- **Your objective**:
Your reply should contain every record, restated word for word.
--
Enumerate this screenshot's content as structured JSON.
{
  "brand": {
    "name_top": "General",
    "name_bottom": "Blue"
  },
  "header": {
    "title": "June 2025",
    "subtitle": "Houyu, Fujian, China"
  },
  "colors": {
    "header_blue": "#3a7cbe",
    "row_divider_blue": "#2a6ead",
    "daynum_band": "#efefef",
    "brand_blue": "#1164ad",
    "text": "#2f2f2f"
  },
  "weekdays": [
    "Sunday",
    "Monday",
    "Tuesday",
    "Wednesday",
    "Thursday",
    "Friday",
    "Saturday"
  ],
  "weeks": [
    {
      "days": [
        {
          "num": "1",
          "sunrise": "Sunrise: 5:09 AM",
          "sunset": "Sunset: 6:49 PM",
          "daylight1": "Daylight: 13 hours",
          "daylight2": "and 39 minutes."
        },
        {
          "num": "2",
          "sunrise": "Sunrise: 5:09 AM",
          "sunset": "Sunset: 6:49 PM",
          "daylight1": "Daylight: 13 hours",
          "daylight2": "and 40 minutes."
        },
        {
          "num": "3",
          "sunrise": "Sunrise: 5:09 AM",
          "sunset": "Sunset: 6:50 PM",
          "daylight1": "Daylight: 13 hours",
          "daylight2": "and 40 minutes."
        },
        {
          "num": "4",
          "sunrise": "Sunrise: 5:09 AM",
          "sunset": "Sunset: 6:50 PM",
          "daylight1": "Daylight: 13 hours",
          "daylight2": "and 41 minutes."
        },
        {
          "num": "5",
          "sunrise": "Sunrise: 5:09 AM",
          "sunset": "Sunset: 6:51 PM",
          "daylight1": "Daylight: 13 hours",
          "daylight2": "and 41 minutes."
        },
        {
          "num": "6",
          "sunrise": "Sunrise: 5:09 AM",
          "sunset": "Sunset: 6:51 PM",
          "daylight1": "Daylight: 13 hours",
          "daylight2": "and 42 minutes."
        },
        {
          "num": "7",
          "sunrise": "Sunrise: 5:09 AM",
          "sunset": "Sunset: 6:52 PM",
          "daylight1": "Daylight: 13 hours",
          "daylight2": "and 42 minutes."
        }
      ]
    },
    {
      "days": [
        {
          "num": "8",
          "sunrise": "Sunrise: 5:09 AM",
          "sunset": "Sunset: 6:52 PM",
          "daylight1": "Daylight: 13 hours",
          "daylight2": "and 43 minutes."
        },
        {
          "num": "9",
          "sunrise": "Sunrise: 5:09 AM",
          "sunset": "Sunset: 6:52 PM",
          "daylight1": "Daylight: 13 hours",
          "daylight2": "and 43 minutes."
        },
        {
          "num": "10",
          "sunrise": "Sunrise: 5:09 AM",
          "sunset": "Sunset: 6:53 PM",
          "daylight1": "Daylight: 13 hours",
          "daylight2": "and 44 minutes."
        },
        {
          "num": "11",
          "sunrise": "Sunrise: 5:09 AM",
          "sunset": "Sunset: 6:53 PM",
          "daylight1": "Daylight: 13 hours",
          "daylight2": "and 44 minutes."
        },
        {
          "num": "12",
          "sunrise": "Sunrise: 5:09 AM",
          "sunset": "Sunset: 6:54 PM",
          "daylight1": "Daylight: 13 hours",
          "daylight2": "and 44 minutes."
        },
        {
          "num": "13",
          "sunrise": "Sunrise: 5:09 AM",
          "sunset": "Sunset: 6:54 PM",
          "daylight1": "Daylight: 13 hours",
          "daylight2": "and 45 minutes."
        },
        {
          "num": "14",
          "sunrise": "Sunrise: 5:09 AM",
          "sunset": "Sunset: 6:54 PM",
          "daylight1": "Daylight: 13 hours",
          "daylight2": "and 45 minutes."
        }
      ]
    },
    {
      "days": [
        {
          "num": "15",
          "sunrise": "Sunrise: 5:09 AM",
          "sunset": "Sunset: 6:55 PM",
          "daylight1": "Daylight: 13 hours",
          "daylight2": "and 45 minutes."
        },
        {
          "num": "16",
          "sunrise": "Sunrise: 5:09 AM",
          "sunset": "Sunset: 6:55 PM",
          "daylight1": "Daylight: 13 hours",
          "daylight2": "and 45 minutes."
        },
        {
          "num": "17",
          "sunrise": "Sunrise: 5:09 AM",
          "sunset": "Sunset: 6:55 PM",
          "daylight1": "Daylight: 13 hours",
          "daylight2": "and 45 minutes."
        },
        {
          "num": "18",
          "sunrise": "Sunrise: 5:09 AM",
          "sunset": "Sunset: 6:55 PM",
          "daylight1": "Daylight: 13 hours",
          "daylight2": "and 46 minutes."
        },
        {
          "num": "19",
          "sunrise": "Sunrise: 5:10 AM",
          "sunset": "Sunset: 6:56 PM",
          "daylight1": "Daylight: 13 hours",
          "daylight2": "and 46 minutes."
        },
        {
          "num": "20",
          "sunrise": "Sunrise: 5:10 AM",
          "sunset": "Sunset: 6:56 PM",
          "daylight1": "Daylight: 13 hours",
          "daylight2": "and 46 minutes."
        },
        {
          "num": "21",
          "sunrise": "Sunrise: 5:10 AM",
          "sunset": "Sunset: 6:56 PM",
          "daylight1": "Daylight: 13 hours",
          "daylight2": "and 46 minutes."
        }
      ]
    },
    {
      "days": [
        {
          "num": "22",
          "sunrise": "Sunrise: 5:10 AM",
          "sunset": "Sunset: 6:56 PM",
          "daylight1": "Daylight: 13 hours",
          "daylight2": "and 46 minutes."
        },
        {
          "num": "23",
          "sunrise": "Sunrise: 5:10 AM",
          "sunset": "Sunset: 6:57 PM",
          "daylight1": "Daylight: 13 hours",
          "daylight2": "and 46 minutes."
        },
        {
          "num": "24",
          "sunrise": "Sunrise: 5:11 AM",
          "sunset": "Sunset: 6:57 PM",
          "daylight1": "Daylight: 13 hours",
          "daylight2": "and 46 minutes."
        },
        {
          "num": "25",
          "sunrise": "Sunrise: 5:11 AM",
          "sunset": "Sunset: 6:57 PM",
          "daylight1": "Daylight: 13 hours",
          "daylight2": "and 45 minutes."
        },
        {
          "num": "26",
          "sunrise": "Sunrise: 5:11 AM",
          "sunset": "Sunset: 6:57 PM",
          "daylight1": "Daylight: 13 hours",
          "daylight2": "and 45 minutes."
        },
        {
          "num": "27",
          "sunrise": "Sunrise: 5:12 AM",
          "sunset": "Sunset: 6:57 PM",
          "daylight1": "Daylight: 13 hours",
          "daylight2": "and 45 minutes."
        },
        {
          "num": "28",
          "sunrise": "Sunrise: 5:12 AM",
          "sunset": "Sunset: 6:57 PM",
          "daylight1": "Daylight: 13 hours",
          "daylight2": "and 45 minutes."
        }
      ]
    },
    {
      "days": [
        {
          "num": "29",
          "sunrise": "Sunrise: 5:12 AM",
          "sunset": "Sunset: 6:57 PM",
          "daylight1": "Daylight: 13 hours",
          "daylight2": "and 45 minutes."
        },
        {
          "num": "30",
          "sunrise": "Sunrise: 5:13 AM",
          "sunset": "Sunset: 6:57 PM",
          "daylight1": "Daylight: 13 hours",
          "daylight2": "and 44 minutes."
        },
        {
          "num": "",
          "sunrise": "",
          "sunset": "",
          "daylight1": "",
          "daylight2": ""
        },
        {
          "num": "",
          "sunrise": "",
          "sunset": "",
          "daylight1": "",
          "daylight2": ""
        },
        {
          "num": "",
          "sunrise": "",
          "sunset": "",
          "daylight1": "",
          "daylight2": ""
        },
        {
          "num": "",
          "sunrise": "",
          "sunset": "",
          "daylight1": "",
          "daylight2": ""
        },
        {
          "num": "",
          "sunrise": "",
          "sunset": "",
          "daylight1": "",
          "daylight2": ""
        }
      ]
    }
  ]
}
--
- **Your response**:
Enumerate this screenshot's content as structured JSON.
{
  "brand": {
    "name_top": "General",
    "name_bottom": "Blue"
  },
  "header": {
    "title": "June 2025",
    "subtitle": "Houyu, Fujian, China"
  },
  "colors": {
    "header_blue": "#3a7cbe",
    "row_divider_blue": "#2a6ead",
    "daynum_band": "#efefef",
    "brand_blue": "#1164ad",
    "text": "#2f2f2f"
  },
  "weekdays": [
    "Sunday",
    "Monday",
    "Tuesday",
    "Wednesday",
    "Thursday",
    "Friday",
    "Saturday"
  ],
  "weeks": [
    {
      "days": [
        {
          "num": "1",
          "sunrise": "Sunrise: 5:09 AM",
          "sunset": "Sunset: 6:49 PM",
          "daylight1": "Daylight: 13 hours",
          "daylight2": "and 39 minutes."
        },
        {
          "num": "2",
          "sunrise": "Sunrise: 5:09 AM",
          "sunset": "Sunset: 6:49 PM",
          "daylight1": "Daylight: 13 hours",
          "daylight2": "and 40 minutes."
        },
        {
          "num": "3",
          "sunrise": "Sunrise: 5:09 AM",
          "sunset": "Sunset: 6:50 PM",
          "daylight1": "Daylight: 13 hours",
          "daylight2": "and 40 minutes."
        },
        {
          "num": "4",
          "sunrise": "Sunrise: 5:09 AM",
          "sunset": "Sunset: 6:50 PM",
          "daylight1": "Daylight: 13 hours",
          "daylight2": "and 41 minutes."
        },
        {
          "num": "5",
          "sunrise": "Sunrise: 5:09 AM",
          "sunset": "Sunset: 6:51 PM",
          "daylight1": "Daylight: 13 hours",
          "daylight2": "and 41 minutes."
        },
        {
          "num": "6",
          "sunrise": "Sunrise: 5:09 AM",
          "sunset": "Sunset: 6:51 PM",
          "daylight1": "Daylight: 13 hours",
          "daylight2": "and 42 minutes."
        },
        {
          "num": "7",
          "sunrise": "Sunrise: 5:09 AM",
          "sunset": "Sunset: 6:52 PM",
          "daylight1": "Daylight: 13 hours",
          "daylight2": "and 42 minutes."
        }
      ]
    },
    {
      "days": [
        {
          "num": "8",
          "sunrise": "Sunrise: 5:09 AM",
          "sunset": "Sunset: 6:52 PM",
          "daylight1": "Daylight: 13 hours",
          "daylight2": "and 43 minutes."
        },
        {
          "num": "9",
          "sunrise": "Sunrise: 5:09 AM",
          "sunset": "Sunset: 6:52 PM",
          "daylight1": "Daylight: 13 hours",
          "daylight2": "and 43 minutes."
        },
        {
          "num": "10",
          "sunrise": "Sunrise: 5:09 AM",
          "sunset": "Sunset: 6:53 PM",
          "daylight1": "Daylight: 13 hours",
          "daylight2": "and 44 minutes."
        },
        {
          "num": "11",
          "sunrise": "Sunrise: 5:09 AM",
          "sunset": "Sunset: 6:53 PM",
          "daylight1": "Daylight: 13 hours",
          "daylight2": "and 44 minutes."
        },
        {
          "num": "12",
          "sunrise": "Sunrise: 5:09 AM",
          "sunset": "Sunset: 6:54 PM",
          "daylight1": "Daylight: 13 hours",
          "daylight2": "and 44 minutes."
        },
        {
          "num": "13",
          "sunrise": "Sunrise: 5:09 AM",
          "sunset": "Sunset: 6:54 PM",
          "daylight1": "Daylight: 13 hours",
          "daylight2": "and 45 minutes."
        },
        {
          "num": "14",
          "sunrise": "Sunrise: 5:09 AM",
          "sunset": "Sunset: 6:54 PM",
          "daylight1": "Daylight: 13 hours",
          "daylight2": "and 45 minutes."
        }
      ]
    },
    {
      "days": [
        {
          "num": "15",
          "sunrise": "Sunrise: 5:09 AM",
          "sunset": "Sunset: 6:55 PM",
          "daylight1": "Daylight: 13 hours",
          "daylight2": "and 45 minutes."
        },
        {
          "num": "16",
          "sunrise": "Sunrise: 5:09 AM",
          "sunset": "Sunset: 6:55 PM",
          "daylight1": "Daylight: 13 hours",
          "daylight2": "and 45 minutes."
        },
        {
          "num": "17",
          "sunrise": "Sunrise: 5:09 AM",
          "sunset": "Sunset: 6:55 PM",
          "daylight1": "Daylight: 13 hours",
          "daylight2": "and 45 minutes."
        },
        {
          "num": "18",
          "sunrise": "Sunrise: 5:09 AM",
          "sunset": "Sunset: 6:55 PM",
          "daylight1": "Daylight: 13 hours",
          "daylight2": "and 46 minutes."
        },
        {
          "num": "19",
          "sunrise": "Sunrise: 5:10 AM",
          "sunset": "Sunset: 6:56 PM",
          "daylight1": "Daylight: 13 hours",
          "daylight2": "and 46 minutes."
        },
        {
          "num": "20",
          "sunrise": "Sunrise: 5:10 AM",
          "sunset": "Sunset: 6:56 PM",
          "daylight1": "Daylight: 13 hours",
          "daylight2": "and 46 minutes."
        },
        {
          "num": "21",
          "sunrise": "Sunrise: 5:10 AM",
          "sunset": "Sunset: 6:56 PM",
          "daylight1": "Daylight: 13 hours",
          "daylight2": "and 46 minutes."
        }
      ]
    },
    {
      "days": [
        {
          "num": "22",
          "sunrise": "Sunrise: 5:10 AM",
          "sunset": "Sunset: 6:56 PM",
          "daylight1": "Daylight: 13 hours",
          "daylight2": "and 46 minutes."
        },
        {
          "num": "23",
          "sunrise": "Sunrise: 5:10 AM",
          "sunset": "Sunset: 6:57 PM",
          "daylight1": "Daylight: 13 hours",
          "daylight2": "and 46 minutes."
        },
        {
          "num": "24",
          "sunrise": "Sunrise: 5:11 AM",
          "sunset": "Sunset: 6:57 PM",
          "daylight1": "Daylight: 13 hours",
          "daylight2": "and 46 minutes."
        },
        {
          "num": "25",
          "sunrise": "Sunrise: 5:11 AM",
          "sunset": "Sunset: 6:57 PM",
          "daylight1": "Daylight: 13 hours",
          "daylight2": "and 45 minutes."
        },
        {
          "num": "26",
          "sunrise": "Sunrise: 5:11 AM",
          "sunset": "Sunset: 6:57 PM",
          "daylight1": "Daylight: 13 hours",
          "daylight2": "and 45 minutes."
        },
        {
          "num": "27",
          "sunrise": "Sunrise: 5:12 AM",
          "sunset": "Sunset: 6:57 PM",
          "daylight1": "Daylight: 13 hours",
          "daylight2": "and 45 minutes."
        },
        {
          "num": "28",
          "sunrise": "Sunrise: 5:12 AM",
          "sunset": "Sunset: 6:57 PM",
          "daylight1": "Daylight: 13 hours",
          "daylight2": "and 45 minutes."
        }
      ]
    },
    {
      "days": [
        {
          "num": "29",
          "sunrise": "Sunrise: 5:12 AM",
          "sunset": "Sunset: 6:57 PM",
          "daylight1": "Daylight: 13 hours",
          "daylight2": "and 45 minutes."
        },
        {
          "num": "30",
          "sunrise": "Sunrise: 5:13 AM",
          "sunset": "Sunset: 6:57 PM",
          "daylight1": "Daylight: 13 hours",
          "daylight2": "and 44 minutes."
        },
        {
          "num": "",
          "sunrise": "",
          "sunset": "",
          "daylight1": "",
          "daylight2": ""
        },
        {
          "num": "",
          "sunrise": "",
          "sunset": "",
          "daylight1": "",
          "daylight2": ""
        },
        {
          "num": "",
          "sunrise": "",
          "sunset": "",
          "daylight1": "",
          "daylight2": ""
        },
        {
          "num": "",
          "sunrise": "",
          "sunset": "",
          "daylight1": "",
          "daylight2": ""
        },
        {
          "num": "",
          "sunrise": "",
          "sunset": "",
          "daylight1": "",
          "daylight2": ""
        }
      ]
    }
  ]
}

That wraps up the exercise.